● PROBLEM TO SOLVE: Go through the entries one line at a time, and gather every line that has the word "pnts".

● Stored data entries:
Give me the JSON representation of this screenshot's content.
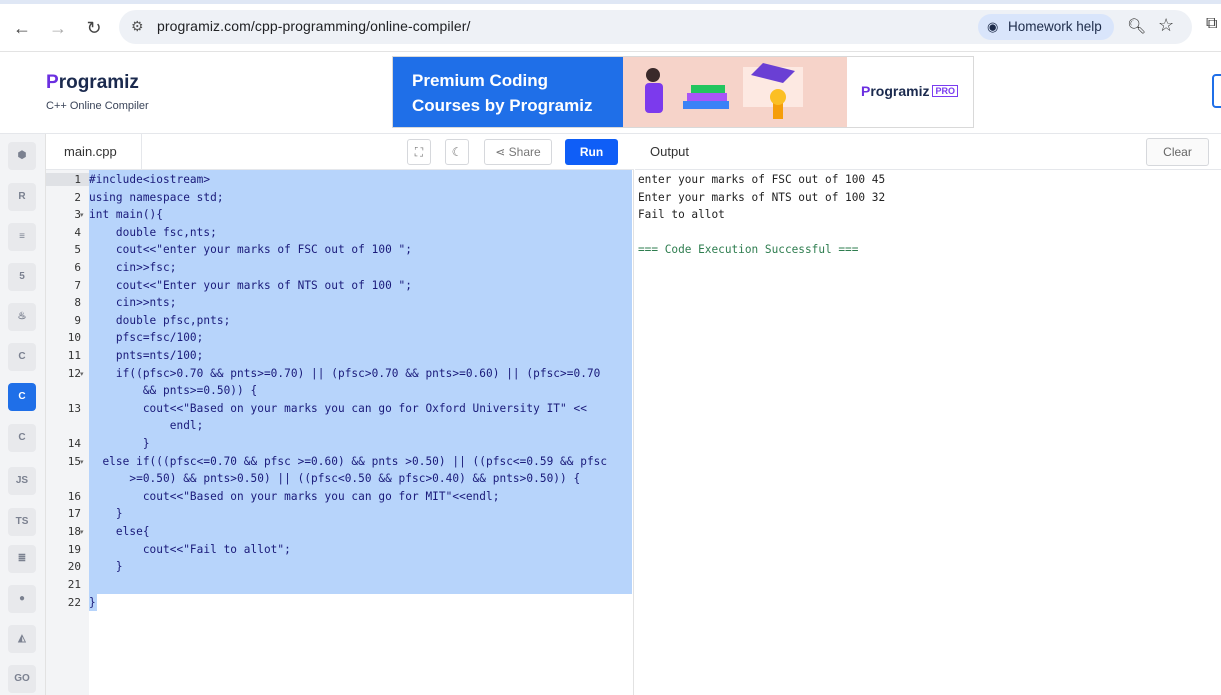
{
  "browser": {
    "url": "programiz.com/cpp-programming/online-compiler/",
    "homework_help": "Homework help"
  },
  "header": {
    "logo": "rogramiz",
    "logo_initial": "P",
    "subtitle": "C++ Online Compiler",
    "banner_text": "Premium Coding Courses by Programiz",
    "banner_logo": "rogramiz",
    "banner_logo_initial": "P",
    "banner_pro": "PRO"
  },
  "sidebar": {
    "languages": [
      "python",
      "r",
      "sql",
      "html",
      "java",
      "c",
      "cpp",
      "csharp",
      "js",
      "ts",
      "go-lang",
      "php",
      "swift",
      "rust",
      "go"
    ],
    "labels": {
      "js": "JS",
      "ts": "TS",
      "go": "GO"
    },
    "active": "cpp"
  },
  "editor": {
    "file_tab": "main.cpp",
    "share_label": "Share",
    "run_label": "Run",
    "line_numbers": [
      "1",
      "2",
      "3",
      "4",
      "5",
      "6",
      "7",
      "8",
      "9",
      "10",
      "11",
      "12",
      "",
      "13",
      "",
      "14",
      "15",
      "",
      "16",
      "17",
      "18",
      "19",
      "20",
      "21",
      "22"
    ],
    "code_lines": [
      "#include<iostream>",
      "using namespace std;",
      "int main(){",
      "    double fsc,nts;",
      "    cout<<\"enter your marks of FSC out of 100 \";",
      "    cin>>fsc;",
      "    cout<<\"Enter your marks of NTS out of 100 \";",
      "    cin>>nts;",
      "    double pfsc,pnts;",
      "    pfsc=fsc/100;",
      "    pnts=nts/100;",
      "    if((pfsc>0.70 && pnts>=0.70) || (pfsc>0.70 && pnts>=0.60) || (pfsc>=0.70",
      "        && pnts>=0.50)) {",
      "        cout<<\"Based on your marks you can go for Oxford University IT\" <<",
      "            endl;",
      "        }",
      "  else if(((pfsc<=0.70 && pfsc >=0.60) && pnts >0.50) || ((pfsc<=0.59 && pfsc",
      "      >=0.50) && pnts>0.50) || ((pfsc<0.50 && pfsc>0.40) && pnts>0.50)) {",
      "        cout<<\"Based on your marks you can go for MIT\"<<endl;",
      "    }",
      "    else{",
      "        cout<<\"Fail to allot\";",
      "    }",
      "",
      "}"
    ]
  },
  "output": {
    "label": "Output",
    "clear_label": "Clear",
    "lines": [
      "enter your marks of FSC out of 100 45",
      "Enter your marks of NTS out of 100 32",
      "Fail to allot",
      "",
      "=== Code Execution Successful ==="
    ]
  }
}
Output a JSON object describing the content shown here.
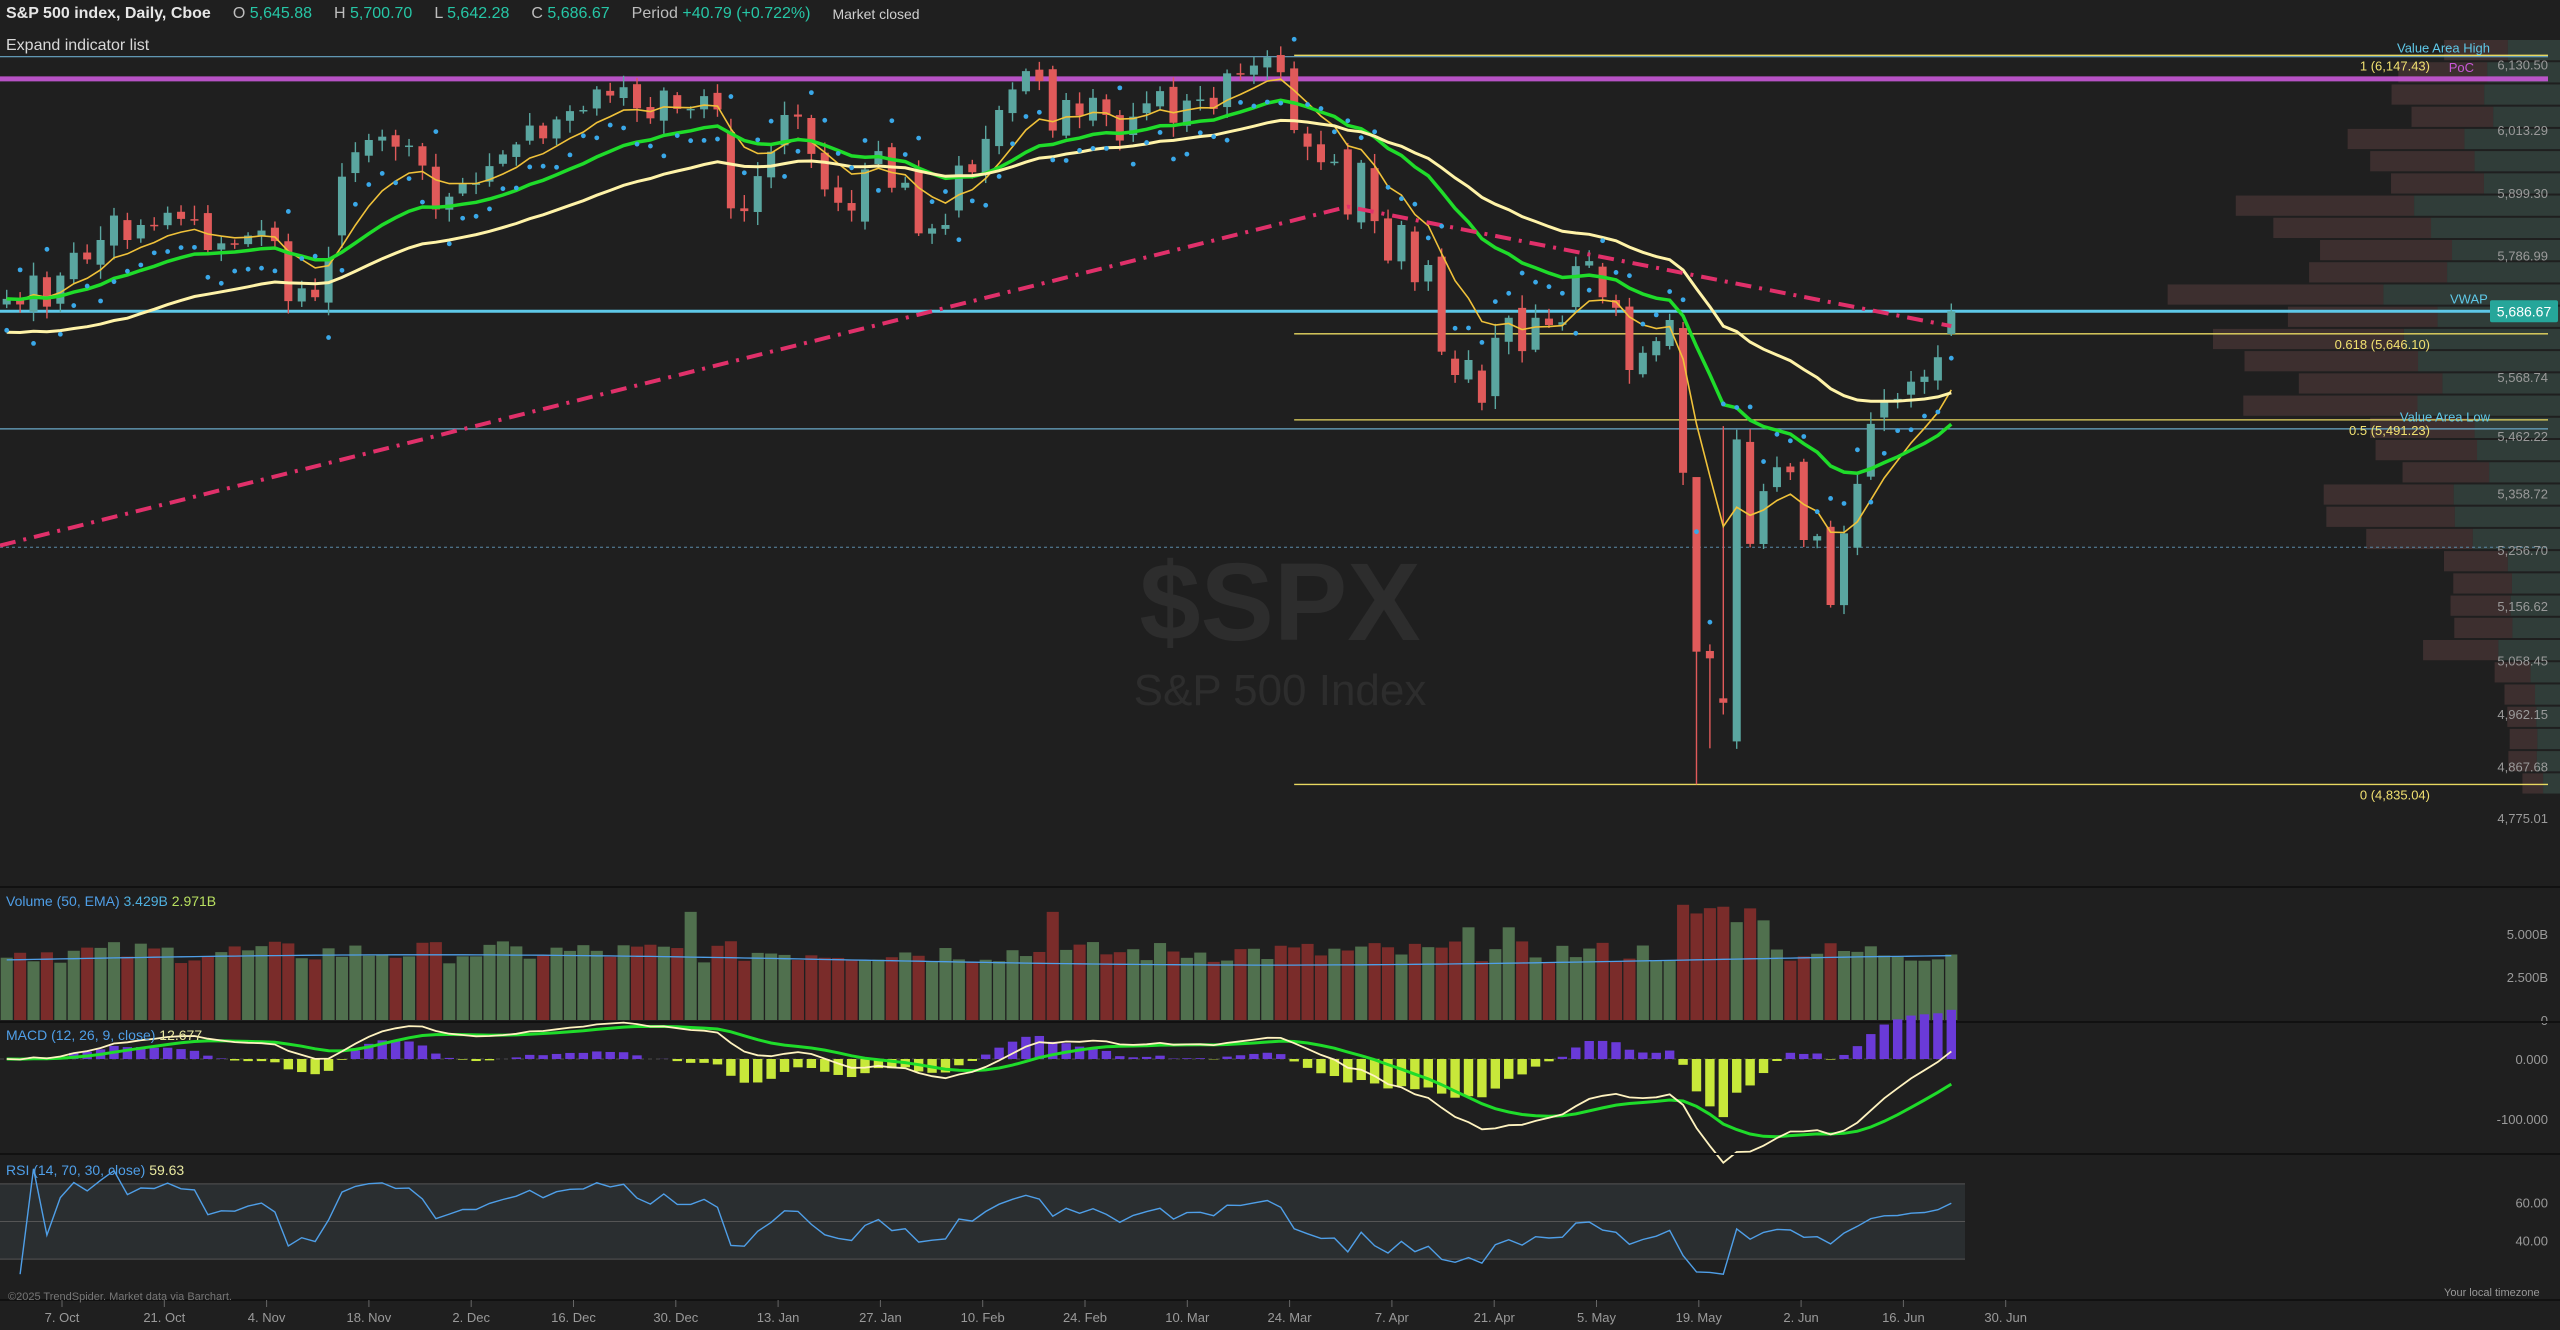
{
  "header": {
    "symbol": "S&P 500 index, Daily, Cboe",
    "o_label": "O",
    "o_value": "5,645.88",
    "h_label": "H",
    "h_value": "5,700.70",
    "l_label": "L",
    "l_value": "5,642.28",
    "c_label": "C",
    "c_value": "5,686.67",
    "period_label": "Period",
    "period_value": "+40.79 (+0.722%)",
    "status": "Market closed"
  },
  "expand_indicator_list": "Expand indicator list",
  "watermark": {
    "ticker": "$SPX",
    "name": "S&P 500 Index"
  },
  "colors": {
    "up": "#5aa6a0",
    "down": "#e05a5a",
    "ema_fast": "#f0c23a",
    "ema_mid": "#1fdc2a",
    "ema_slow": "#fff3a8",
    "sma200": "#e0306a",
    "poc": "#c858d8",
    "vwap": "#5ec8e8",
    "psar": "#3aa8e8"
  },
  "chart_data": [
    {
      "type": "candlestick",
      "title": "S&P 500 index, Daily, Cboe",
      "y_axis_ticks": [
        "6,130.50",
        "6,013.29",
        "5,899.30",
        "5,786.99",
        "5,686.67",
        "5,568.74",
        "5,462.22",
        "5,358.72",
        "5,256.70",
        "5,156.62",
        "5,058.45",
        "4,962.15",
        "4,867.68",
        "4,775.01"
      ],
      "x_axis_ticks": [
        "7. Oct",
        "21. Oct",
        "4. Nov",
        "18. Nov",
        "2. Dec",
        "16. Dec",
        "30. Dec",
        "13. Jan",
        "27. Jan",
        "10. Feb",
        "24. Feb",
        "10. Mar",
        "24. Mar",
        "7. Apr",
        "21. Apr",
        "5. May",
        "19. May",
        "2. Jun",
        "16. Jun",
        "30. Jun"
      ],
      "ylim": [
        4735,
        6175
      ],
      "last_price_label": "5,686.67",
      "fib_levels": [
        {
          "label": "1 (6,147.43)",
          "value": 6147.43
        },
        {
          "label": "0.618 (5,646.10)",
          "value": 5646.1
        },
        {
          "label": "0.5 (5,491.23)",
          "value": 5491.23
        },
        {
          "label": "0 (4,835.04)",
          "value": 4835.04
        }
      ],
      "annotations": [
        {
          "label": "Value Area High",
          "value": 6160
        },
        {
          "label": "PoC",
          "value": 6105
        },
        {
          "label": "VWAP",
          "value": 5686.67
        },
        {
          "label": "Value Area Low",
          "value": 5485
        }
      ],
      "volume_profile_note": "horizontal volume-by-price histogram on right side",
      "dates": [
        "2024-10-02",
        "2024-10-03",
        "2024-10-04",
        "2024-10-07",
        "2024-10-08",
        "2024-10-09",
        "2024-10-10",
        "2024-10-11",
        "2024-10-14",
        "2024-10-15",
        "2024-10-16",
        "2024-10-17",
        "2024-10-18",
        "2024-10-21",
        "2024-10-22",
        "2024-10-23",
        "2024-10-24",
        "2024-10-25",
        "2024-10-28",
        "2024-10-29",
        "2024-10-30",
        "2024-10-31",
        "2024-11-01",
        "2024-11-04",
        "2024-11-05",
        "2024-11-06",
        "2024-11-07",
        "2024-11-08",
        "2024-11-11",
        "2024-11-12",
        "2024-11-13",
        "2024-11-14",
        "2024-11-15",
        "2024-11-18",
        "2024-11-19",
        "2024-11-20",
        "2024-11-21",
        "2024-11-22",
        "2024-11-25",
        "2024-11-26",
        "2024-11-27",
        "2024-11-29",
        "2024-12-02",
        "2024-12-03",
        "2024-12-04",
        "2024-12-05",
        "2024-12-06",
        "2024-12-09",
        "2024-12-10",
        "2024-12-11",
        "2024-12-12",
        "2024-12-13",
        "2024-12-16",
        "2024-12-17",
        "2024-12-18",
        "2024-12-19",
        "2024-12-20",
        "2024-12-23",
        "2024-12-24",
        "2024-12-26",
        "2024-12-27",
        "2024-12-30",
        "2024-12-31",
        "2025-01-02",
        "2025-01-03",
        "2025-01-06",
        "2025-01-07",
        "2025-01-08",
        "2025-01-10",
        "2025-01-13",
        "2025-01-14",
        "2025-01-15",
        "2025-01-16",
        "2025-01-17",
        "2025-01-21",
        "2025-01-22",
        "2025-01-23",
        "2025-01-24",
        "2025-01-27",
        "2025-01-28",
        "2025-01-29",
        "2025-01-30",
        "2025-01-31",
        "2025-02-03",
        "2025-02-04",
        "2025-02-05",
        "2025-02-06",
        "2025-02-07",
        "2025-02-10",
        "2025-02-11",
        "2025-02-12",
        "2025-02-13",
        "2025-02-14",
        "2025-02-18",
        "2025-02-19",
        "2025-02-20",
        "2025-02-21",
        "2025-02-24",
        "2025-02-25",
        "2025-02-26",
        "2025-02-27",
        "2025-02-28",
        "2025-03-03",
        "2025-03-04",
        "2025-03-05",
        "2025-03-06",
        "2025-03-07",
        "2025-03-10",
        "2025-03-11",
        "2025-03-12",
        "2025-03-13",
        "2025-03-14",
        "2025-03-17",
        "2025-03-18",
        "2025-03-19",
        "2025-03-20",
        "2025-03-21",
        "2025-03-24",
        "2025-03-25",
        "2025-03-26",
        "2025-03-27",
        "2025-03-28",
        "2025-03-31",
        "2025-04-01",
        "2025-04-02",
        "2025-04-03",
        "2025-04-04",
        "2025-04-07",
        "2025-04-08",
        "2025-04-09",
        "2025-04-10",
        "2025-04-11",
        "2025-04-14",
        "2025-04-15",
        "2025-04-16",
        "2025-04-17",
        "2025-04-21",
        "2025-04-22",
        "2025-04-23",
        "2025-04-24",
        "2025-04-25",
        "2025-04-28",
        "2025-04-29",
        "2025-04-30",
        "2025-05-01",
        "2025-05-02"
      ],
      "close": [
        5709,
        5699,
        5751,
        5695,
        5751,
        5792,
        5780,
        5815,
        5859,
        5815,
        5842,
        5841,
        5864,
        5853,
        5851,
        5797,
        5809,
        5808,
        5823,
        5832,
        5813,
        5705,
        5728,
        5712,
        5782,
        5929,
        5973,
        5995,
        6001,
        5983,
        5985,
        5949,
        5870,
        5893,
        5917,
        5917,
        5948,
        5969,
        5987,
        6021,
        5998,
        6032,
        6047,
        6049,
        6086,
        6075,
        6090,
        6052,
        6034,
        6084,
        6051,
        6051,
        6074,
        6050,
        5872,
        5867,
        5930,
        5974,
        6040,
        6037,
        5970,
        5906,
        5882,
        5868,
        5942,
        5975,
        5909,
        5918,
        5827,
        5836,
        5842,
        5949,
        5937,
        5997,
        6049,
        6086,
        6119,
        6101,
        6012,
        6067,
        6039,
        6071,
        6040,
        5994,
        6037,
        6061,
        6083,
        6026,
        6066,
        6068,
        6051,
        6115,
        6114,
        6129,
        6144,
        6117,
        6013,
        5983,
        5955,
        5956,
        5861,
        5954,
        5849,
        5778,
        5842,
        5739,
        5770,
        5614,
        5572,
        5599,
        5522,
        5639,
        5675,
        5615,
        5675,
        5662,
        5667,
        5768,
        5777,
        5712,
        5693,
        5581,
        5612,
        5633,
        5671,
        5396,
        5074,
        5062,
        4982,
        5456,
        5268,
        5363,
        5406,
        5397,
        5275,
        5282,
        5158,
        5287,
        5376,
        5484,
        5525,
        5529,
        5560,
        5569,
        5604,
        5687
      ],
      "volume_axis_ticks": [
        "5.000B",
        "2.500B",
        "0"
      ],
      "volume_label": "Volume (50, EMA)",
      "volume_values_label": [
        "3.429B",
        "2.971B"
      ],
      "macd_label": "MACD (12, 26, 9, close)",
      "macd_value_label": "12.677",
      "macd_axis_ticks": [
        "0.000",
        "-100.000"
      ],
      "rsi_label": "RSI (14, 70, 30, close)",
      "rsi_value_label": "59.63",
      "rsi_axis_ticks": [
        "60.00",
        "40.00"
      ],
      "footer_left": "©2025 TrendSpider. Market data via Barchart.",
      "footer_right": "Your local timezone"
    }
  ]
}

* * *

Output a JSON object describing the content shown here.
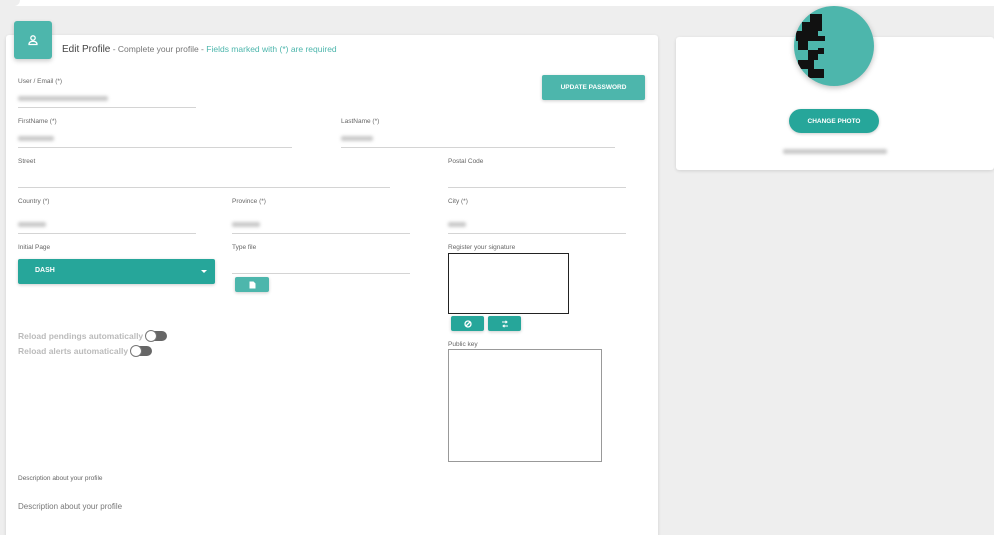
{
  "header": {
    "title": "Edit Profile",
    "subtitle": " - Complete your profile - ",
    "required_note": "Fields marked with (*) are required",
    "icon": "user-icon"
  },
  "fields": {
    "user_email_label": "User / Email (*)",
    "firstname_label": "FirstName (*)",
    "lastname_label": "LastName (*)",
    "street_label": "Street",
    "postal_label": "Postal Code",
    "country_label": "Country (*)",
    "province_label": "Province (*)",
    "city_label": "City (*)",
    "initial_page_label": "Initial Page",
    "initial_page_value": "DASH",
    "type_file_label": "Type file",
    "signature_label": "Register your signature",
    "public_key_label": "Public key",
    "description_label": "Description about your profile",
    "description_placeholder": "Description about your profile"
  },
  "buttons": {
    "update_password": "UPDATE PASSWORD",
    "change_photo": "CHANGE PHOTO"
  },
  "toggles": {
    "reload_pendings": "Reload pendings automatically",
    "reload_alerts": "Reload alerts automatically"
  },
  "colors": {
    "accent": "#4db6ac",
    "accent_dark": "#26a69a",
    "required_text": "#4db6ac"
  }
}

● WRITTEN RESPONSE:
      "    double pfsc,pnts;",
      "    pnts=nts/100;",
      "    if((pfsc>0.70 && pnts>=0.70) || (pfsc>0.70 && pnts>=0.60) || (pfsc>=0.70",
      "        && pnts>=0.50)) {",
      "  else if(((pfsc<=0.70 && pfsc >=0.60) && pnts >0.50) || ((pfsc<=0.59 && pfsc",
      "      >=0.50) && pnts>0.50) || ((pfsc<0.50 && pfsc>0.40) && pnts>0.50)) {",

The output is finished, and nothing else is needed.